[Source data]
----------------

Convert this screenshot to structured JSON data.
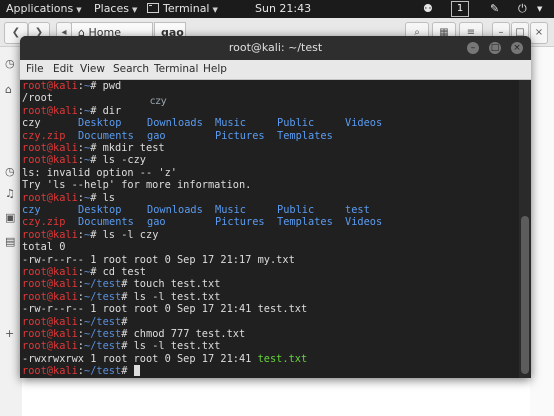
{
  "topbar": {
    "applications": "Applications",
    "places": "Places",
    "terminal": "Terminal",
    "clock": "Sun 21:43",
    "workspace": "1"
  },
  "filemanager": {
    "home_label": "Home",
    "current_folder": "gao",
    "ghost_label": "czy"
  },
  "terminal": {
    "title": "root@kali: ~/test",
    "menu": [
      "File",
      "Edit",
      "View",
      "Search",
      "Terminal",
      "Help"
    ],
    "prompt_user": "root@kali",
    "lines": [
      {
        "path": "~",
        "cmd": "pwd"
      },
      {
        "out": "/root"
      },
      {
        "path": "~",
        "cmd": "dir"
      },
      {
        "cols": [
          "czy",
          "Desktop",
          "Downloads",
          "Music",
          "Public",
          "Videos"
        ]
      },
      {
        "cols": [
          "czy.zip",
          "Documents",
          "gao",
          "Pictures",
          "Templates"
        ]
      },
      {
        "path": "~",
        "cmd": "mkdir test"
      },
      {
        "path": "~",
        "cmd": "ls -czy"
      },
      {
        "out": "ls: invalid option -- 'z'"
      },
      {
        "out": "Try 'ls --help' for more information."
      },
      {
        "path": "~",
        "cmd": "ls"
      },
      {
        "cols": [
          "czy",
          "Desktop",
          "Downloads",
          "Music",
          "Public",
          "test"
        ]
      },
      {
        "cols": [
          "czy.zip",
          "Documents",
          "gao",
          "Pictures",
          "Templates",
          "Videos"
        ]
      },
      {
        "path": "~",
        "cmd": "ls -l czy"
      },
      {
        "out": "total 0"
      },
      {
        "out": "-rw-r--r-- 1 root root 0 Sep 17 21:17 my.txt"
      },
      {
        "path": "~",
        "cmd": "cd test"
      },
      {
        "path": "~/test",
        "cmd": "touch test.txt"
      },
      {
        "path": "~/test",
        "cmd": "ls -l test.txt"
      },
      {
        "out": "-rw-r--r-- 1 root root 0 Sep 17 21:41 test.txt"
      },
      {
        "path": "~/test",
        "cmd": ""
      },
      {
        "path": "~/test",
        "cmd": "chmod 777 test.txt"
      },
      {
        "path": "~/test",
        "cmd": "ls -l test.txt"
      },
      {
        "out_prefix": "-rwxrwxrwx 1 root root 0 Sep 17 21:41 ",
        "out_file": "test.txt"
      },
      {
        "path": "~/test",
        "cmd": ""
      }
    ]
  }
}
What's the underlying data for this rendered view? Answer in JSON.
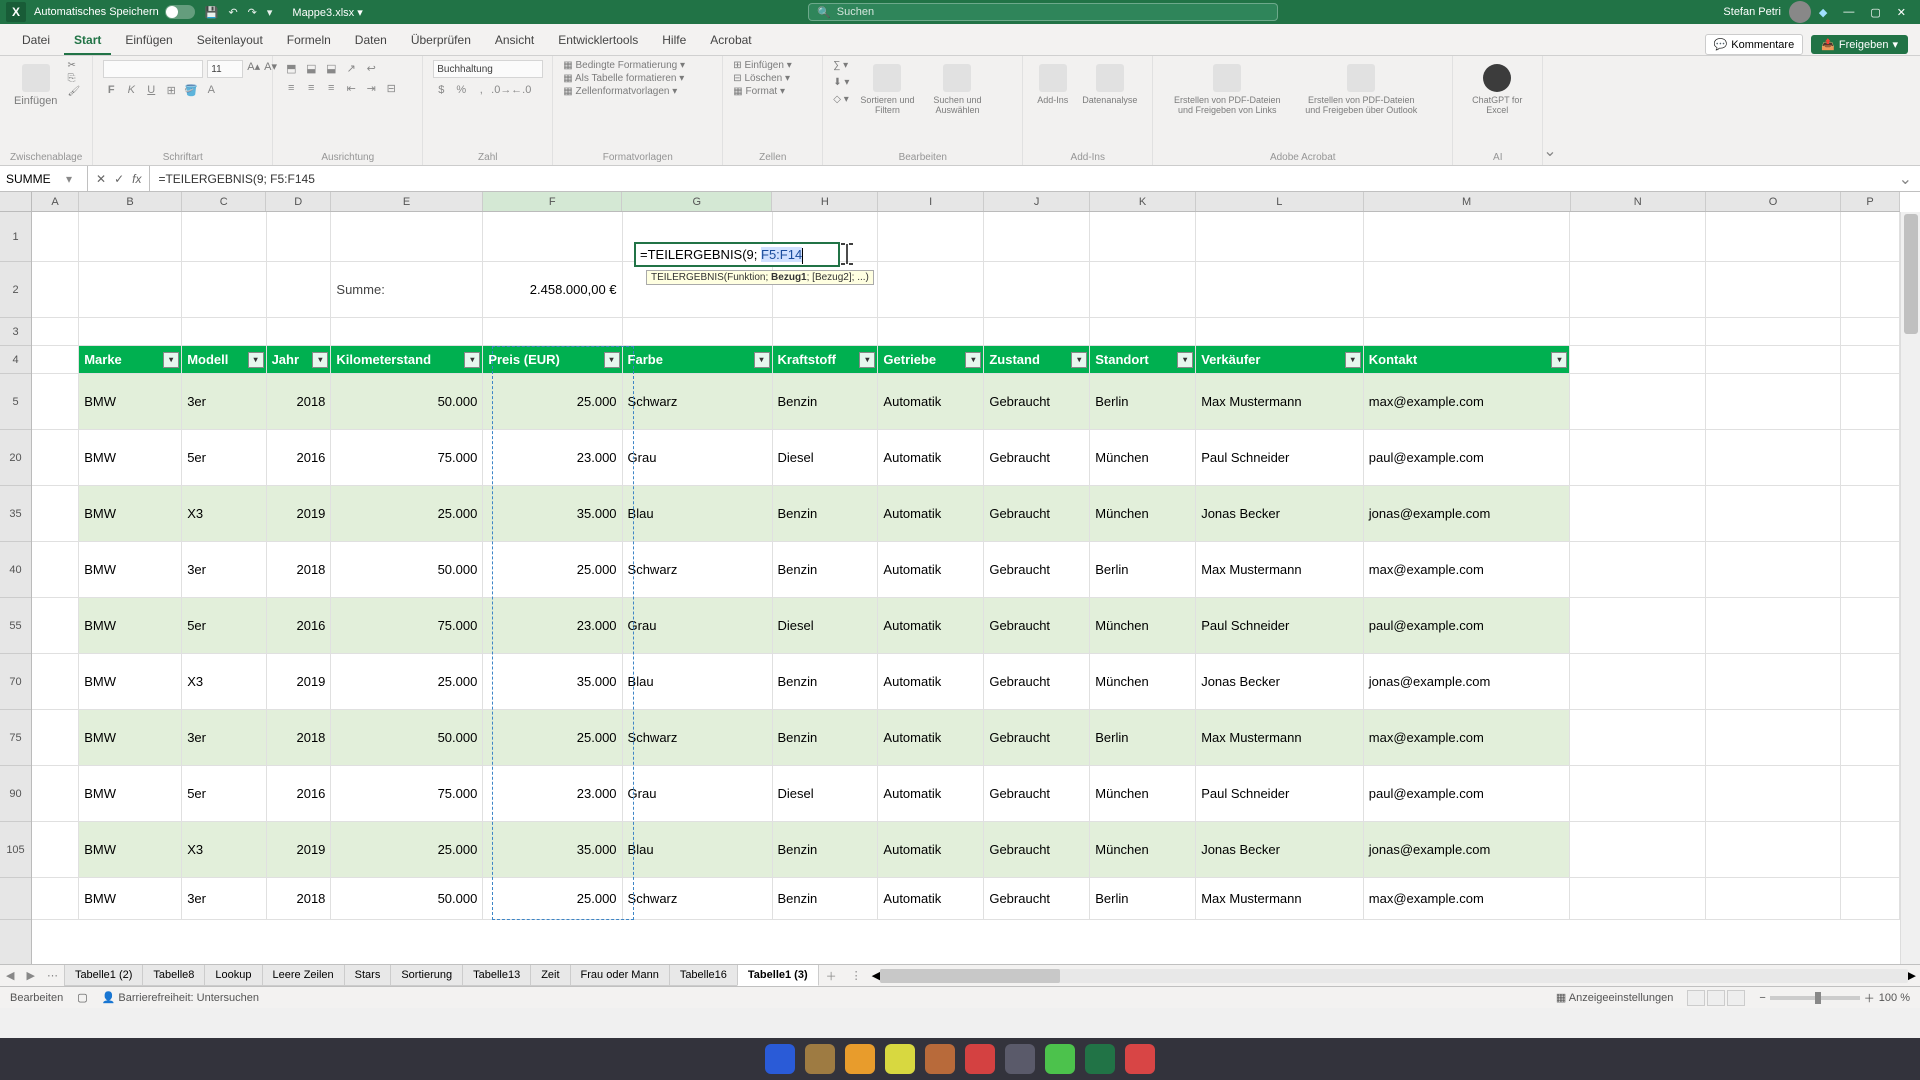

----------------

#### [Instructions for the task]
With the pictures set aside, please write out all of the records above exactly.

#### [Expected answer]
Convert this screenshot to structured JSON data.
{
  "topbar": {
    "applications": "Applications",
    "places": "Places",
    "terminal": "Terminal",
    "clock": "Sun 21:43",
    "workspace": "1"
  },
  "filemanager": {
    "home_label": "Home",
    "current_folder": "gao",
    "ghost_label": "czy"
  },
  "terminal": {
    "title": "root@kali: ~/test",
    "menu": [
      "File",
      "Edit",
      "View",
      "Search",
      "Terminal",
      "Help"
    ],
    "prompt_user": "root@kali",
    "lines": [
      {
        "path": "~",
        "cmd": "pwd"
      },
      {
        "out": "/root"
      },
      {
        "path": "~",
        "cmd": "dir"
      },
      {
        "cols": [
          "czy",
          "Desktop",
          "Downloads",
          "Music",
          "Public",
          "Videos"
        ]
      },
      {
        "cols": [
          "czy.zip",
          "Documents",
          "gao",
          "Pictures",
          "Templates"
        ]
      },
      {
        "path": "~",
        "cmd": "mkdir test"
      },
      {
        "path": "~",
        "cmd": "ls -czy"
      },
      {
        "out": "ls: invalid option -- 'z'"
      },
      {
        "out": "Try 'ls --help' for more information."
      },
      {
        "path": "~",
        "cmd": "ls"
      },
      {
        "cols": [
          "czy",
          "Desktop",
          "Downloads",
          "Music",
          "Public",
          "test"
        ]
      },
      {
        "cols": [
          "czy.zip",
          "Documents",
          "gao",
          "Pictures",
          "Templates",
          "Videos"
        ]
      },
      {
        "path": "~",
        "cmd": "ls -l czy"
      },
      {
        "out": "total 0"
      },
      {
        "out": "-rw-r--r-- 1 root root 0 Sep 17 21:17 my.txt"
      },
      {
        "path": "~",
        "cmd": "cd test"
      },
      {
        "path": "~/test",
        "cmd": "touch test.txt"
      },
      {
        "path": "~/test",
        "cmd": "ls -l test.txt"
      },
      {
        "out": "-rw-r--r-- 1 root root 0 Sep 17 21:41 test.txt"
      },
      {
        "path": "~/test",
        "cmd": ""
      },
      {
        "path": "~/test",
        "cmd": "chmod 777 test.txt"
      },
      {
        "path": "~/test",
        "cmd": "ls -l test.txt"
      },
      {
        "out_prefix": "-rwxrwxrwx 1 root root 0 Sep 17 21:41 ",
        "out_file": "test.txt"
      },
      {
        "path": "~/test",
        "cmd": ""
      }
    ]
  }
}
What's the underlying data for this rendered view? Answer in JSON.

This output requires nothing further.